Mike introduced the term appticipation, explaining the value of using the gift of someone's location and taking advantage of it to provide frictionless experiences before the user even decides they want it or need it. He spoke to the increasing opportunity for companies to provide truly individualized opportunities in the form of modal experiences within their apps. An example he provided is how Walmart and Lowes both use “in-store” mode to provide users with personalized, easy experiences that make sense as they enter the brick-and-mortar store.
As Mike continued to talk about appticipation with modal experiences he introduced Skyhook’s partnership with CardStar and explained to the audience that using location based context with geofencing and personas really does provide a lift in length per session time and growth of repeat app visitors. Apps that make the user’s life easier are the apps that will stand out in the ecosystem.
3. Privacy and the “Creepy Factor”
The panel wrapped up with the topic of privacy concerns and the “creepy factor” of tracking user behavior. Mike addressed the privacy concerns by stating, “Skyhook cares about anonymity and privacy- it’s just about tracking device behavior and pulling personas based on where they go to provide specific, personal experiences.”
Ryan addressed the privacy concern from a consumer facing product perspective, explaining that the privacy concerns won’t matter as much if the exchange is worth it. If an app provides information that is valuable enough to the user, the user will want to provide their information to get it. Henry adds that providing information that is valuable enough for users to give the gift of their location depends on that extra layer of personalization. The value has to be so compelling that users will forget about privacy concerns.

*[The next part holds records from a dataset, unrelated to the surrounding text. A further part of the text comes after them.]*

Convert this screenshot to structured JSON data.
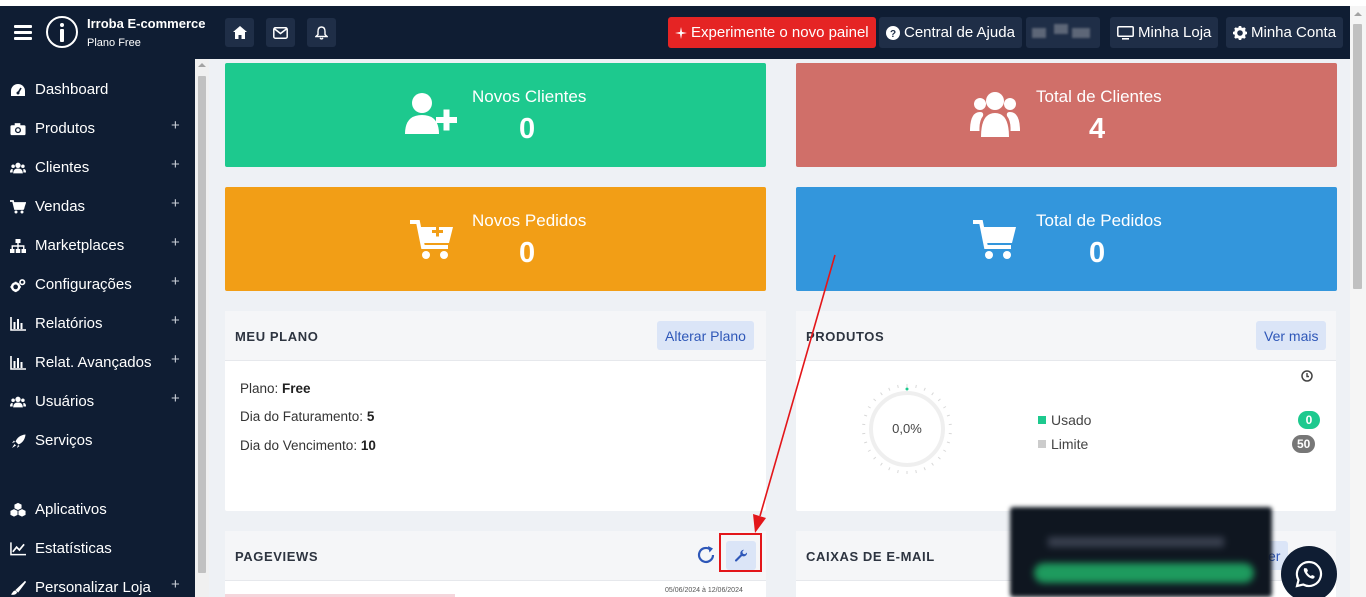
{
  "brand": {
    "name": "Irroba E-commerce",
    "plan": "Plano Free"
  },
  "topbar": {
    "new_panel_label": "Experimente o novo painel",
    "help_label": "Central de Ajuda",
    "store_label": "Minha Loja",
    "account_label": "Minha Conta"
  },
  "sidebar": {
    "items": [
      {
        "label": "Dashboard",
        "icon": "dashboard-icon",
        "expandable": false
      },
      {
        "label": "Produtos",
        "icon": "camera-icon",
        "expandable": true
      },
      {
        "label": "Clientes",
        "icon": "users-icon",
        "expandable": true
      },
      {
        "label": "Vendas",
        "icon": "cart-icon",
        "expandable": true
      },
      {
        "label": "Marketplaces",
        "icon": "sitemap-icon",
        "expandable": true
      },
      {
        "label": "Configurações",
        "icon": "cogs-icon",
        "expandable": true
      },
      {
        "label": "Relatórios",
        "icon": "bar-chart-icon",
        "expandable": true
      },
      {
        "label": "Relat. Avançados",
        "icon": "bar-chart-icon",
        "expandable": true
      },
      {
        "label": "Usuários",
        "icon": "users-icon",
        "expandable": true
      },
      {
        "label": "Serviços",
        "icon": "rocket-icon",
        "expandable": false
      },
      {
        "label": "Aplicativos",
        "icon": "cubes-icon",
        "expandable": false
      },
      {
        "label": "Estatísticas",
        "icon": "line-chart-icon",
        "expandable": false
      },
      {
        "label": "Personalizar Loja",
        "icon": "brush-icon",
        "expandable": true
      }
    ],
    "plus": "+"
  },
  "stats": {
    "new_clients": {
      "title": "Novos Clientes",
      "value": "0",
      "color": "#1dc98e"
    },
    "total_clients": {
      "title": "Total de Clientes",
      "value": "4",
      "color": "#d06f69"
    },
    "new_orders": {
      "title": "Novos Pedidos",
      "value": "0",
      "color": "#f29e16"
    },
    "total_orders": {
      "title": "Total de Pedidos",
      "value": "0",
      "color": "#3396dc"
    }
  },
  "my_plan": {
    "title": "MEU PLANO",
    "button": "Alterar Plano",
    "plan_label": "Plano: ",
    "plan_value": "Free",
    "billing_label": "Dia do Faturamento: ",
    "billing_value": "5",
    "due_label": "Dia do Vencimento: ",
    "due_value": "10"
  },
  "products": {
    "title": "PRODUTOS",
    "button": "Ver mais",
    "gauge_text": "0,0%",
    "gauge_fraction": 0.0,
    "used_label": "Usado",
    "used_value": "0",
    "limit_label": "Limite",
    "limit_value": "50",
    "used_color": "#1dc98e",
    "limit_color": "#cccccc"
  },
  "pageviews": {
    "title": "PAGEVIEWS",
    "date_range": "05/06/2024 à 12/06/2024"
  },
  "email_boxes": {
    "title": "CAIXAS DE E-MAIL",
    "button_partial": "er"
  }
}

Users want apps that are an extension of their daily activity and that eliminate the steps to victory. Apps that anticipate their intents, wants and needs with modal experiences are the apps that will prevail.